It's always nice to see a QI-esque book hitting the shelves that provides an insightful look into the hidden facts of history that much of the mainstream history books leave behind. Terry Crowd's short book 'Military Misdemeanours' takes a sideswipe examination of the corruption, incompetence and downright daft things leaders, political figures and civilians have achieved throughout our history. From a witch trial that took place a few days before a Second World War engagement to a spy that was actually a transvestite, the reader is subjected to a plethora of witty and amusing anecdotes of history that should not be forgotten. The scope of research Crowd incorporates into the book is vast but what he selects to use as sources is rich. One of my personal favourites is the story of the Zimmerman Telegram - A German conspiracy plot to initiate the Mexican Goverment to invade the US in order to prohibit them from entering on the side of the allies in World War One. Although this is a story I am familiar with, Crowd provides a take on the incident that is fresh and new. This could possibly apply to many of the anecdotes throughout the book that have over time become common knowledge, but nonetheless, with the way Crowd uses the sources that are available to him, he provides a new spin on a familiar tale.

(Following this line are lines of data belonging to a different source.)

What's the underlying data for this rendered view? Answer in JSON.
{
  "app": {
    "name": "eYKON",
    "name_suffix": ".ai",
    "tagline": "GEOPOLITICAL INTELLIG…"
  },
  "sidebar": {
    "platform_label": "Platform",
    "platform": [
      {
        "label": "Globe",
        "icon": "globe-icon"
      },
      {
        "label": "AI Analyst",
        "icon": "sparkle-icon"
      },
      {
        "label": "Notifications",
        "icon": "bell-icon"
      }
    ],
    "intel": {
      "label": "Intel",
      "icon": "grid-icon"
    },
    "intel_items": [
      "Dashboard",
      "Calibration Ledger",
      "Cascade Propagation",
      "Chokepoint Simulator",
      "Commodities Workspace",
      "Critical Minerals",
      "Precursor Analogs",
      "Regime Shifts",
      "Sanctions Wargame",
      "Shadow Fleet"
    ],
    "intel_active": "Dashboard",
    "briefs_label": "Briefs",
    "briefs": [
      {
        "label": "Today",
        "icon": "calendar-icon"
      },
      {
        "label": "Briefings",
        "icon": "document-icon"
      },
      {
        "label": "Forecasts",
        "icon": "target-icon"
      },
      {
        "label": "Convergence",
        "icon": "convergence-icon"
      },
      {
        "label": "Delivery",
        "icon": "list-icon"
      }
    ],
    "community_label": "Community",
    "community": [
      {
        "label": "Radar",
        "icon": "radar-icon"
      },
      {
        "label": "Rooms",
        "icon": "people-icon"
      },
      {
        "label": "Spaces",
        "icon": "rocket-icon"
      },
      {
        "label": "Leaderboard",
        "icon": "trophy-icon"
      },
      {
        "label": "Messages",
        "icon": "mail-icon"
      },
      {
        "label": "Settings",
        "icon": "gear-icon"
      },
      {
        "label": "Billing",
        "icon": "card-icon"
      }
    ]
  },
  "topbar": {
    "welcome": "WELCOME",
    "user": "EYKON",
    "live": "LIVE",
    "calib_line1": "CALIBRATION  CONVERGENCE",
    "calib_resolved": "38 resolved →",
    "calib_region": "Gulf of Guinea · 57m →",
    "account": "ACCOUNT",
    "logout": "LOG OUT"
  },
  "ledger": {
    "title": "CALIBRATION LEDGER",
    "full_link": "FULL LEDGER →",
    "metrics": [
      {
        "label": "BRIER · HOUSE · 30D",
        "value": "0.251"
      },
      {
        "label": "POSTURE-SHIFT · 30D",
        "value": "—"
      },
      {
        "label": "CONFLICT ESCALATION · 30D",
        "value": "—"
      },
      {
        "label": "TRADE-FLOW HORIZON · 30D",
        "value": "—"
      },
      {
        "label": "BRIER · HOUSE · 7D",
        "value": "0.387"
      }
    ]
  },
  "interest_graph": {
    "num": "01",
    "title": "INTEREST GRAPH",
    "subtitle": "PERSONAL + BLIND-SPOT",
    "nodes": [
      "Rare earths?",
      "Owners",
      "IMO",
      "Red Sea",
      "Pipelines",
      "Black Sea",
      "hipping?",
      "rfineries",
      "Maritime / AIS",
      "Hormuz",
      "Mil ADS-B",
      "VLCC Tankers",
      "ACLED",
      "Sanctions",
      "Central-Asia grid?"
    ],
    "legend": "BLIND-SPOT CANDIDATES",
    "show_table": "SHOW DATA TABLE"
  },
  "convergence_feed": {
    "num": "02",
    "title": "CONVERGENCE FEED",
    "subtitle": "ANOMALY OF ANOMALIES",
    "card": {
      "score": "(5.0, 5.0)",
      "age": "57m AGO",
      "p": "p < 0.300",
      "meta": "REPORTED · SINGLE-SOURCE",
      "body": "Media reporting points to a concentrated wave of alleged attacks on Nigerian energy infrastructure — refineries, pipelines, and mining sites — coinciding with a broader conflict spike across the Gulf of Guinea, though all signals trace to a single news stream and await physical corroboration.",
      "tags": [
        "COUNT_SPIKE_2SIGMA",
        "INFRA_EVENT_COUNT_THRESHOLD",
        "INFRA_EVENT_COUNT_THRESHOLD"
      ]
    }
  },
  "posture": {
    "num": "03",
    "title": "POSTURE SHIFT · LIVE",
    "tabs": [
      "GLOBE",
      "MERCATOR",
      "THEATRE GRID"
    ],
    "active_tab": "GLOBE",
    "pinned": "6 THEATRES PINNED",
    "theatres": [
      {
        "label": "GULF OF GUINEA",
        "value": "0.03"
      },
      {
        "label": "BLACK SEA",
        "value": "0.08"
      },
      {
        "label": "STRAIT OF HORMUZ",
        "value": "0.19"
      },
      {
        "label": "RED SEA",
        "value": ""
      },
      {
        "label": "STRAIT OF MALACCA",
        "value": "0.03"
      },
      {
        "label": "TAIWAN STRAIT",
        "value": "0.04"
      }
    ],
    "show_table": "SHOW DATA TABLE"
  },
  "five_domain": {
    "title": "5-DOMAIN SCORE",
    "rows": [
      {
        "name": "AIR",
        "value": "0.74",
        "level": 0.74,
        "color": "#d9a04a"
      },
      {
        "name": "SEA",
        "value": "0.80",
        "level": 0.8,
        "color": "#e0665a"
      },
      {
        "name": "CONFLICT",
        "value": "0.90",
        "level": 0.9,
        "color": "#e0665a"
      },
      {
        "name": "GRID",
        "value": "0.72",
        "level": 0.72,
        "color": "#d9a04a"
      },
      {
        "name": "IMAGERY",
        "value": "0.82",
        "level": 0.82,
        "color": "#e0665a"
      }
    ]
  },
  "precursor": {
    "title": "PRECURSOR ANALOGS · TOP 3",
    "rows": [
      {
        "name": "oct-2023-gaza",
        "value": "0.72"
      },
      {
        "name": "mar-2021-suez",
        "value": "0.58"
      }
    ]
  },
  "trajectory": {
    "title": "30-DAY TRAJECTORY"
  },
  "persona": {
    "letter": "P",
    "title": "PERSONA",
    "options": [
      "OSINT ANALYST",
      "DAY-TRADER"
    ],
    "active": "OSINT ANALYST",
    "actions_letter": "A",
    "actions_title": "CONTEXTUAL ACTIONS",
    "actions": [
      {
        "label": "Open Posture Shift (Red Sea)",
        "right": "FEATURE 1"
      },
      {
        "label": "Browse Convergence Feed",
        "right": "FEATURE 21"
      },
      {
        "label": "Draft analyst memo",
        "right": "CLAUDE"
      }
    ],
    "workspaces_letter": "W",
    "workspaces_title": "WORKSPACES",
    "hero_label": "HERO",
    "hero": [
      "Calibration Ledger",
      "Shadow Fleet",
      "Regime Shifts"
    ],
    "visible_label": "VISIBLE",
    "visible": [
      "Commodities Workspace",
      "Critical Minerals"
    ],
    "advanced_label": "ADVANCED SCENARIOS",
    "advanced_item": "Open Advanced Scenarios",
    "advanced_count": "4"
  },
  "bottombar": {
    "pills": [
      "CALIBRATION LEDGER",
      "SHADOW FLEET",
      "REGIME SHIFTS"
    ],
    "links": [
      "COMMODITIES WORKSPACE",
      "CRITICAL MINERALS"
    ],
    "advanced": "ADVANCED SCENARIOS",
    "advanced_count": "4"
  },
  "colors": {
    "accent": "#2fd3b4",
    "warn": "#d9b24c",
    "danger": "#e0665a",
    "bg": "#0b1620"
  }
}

Apart from the book being slightly on the short side it makes an interesting read on a quiet train journey.